■ Action item ■
In the data below, reproduce everything exactly except the images.

+++ Source material

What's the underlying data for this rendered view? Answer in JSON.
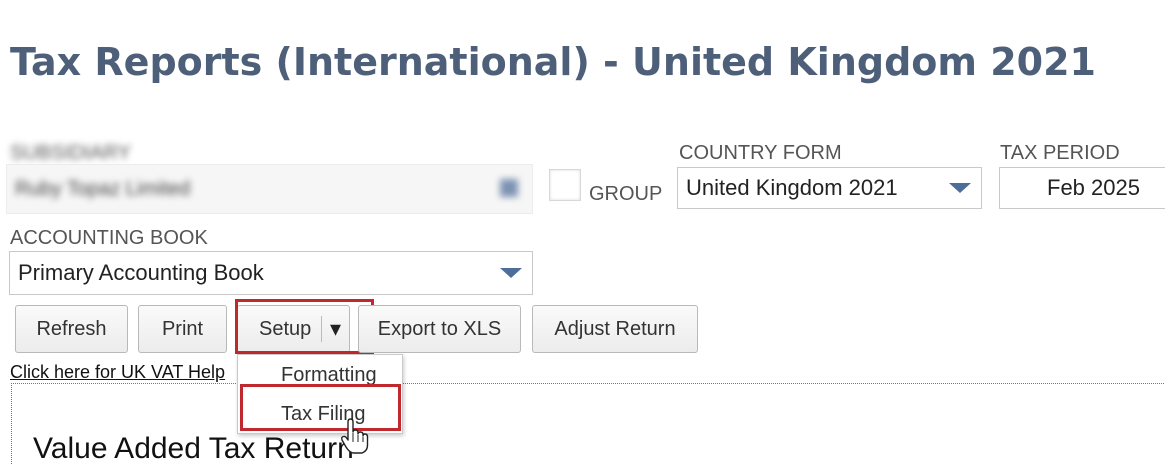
{
  "page": {
    "title": "Tax Reports (International) - United Kingdom 2021"
  },
  "filters": {
    "subsidiary_label": "SUBSIDIARY",
    "subsidiary_value": "Ruby Topaz Limited",
    "group_label": "GROUP",
    "country_form_label": "COUNTRY FORM",
    "country_form_value": "United Kingdom 2021",
    "tax_period_label": "TAX PERIOD",
    "tax_period_value": "Feb 2025",
    "accounting_book_label": "ACCOUNTING BOOK",
    "accounting_book_value": "Primary Accounting Book"
  },
  "toolbar": {
    "refresh_label": "Refresh",
    "print_label": "Print",
    "setup_label": "Setup",
    "setup_arrow": "▾",
    "export_label": "Export to XLS",
    "adjust_label": "Adjust Return"
  },
  "setup_menu": {
    "items": [
      {
        "label": "Formatting"
      },
      {
        "label": "Tax Filing"
      }
    ]
  },
  "help_link": "Click here for UK VAT Help",
  "report": {
    "heading": "Value Added Tax Return"
  },
  "colors": {
    "title": "#4d5f79",
    "highlight": "#c0282d",
    "dropdown_arrow": "#4d6d9a"
  }
}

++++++

■ Answer ■
What's the underlying data for this rendered view? Answer in JSON.
{
  "page": {
    "title": "Tax Reports (International) - United Kingdom 2021"
  },
  "filters": {
    "subsidiary_label": "SUBSIDIARY",
    "subsidiary_value": "Ruby Topaz Limited",
    "group_label": "GROUP",
    "country_form_label": "COUNTRY FORM",
    "country_form_value": "United Kingdom 2021",
    "tax_period_label": "TAX PERIOD",
    "tax_period_value": "Feb 2025",
    "accounting_book_label": "ACCOUNTING BOOK",
    "accounting_book_value": "Primary Accounting Book"
  },
  "toolbar": {
    "refresh_label": "Refresh",
    "print_label": "Print",
    "setup_label": "Setup",
    "setup_arrow": "▾",
    "export_label": "Export to XLS",
    "adjust_label": "Adjust Return"
  },
  "setup_menu": {
    "items": [
      {
        "label": "Formatting"
      },
      {
        "label": "Tax Filing"
      }
    ]
  },
  "help_link": "Click here for UK VAT Help",
  "report": {
    "heading": "Value Added Tax Return"
  },
  "colors": {
    "title": "#4d5f79",
    "highlight": "#c0282d",
    "dropdown_arrow": "#4d6d9a"
  }
}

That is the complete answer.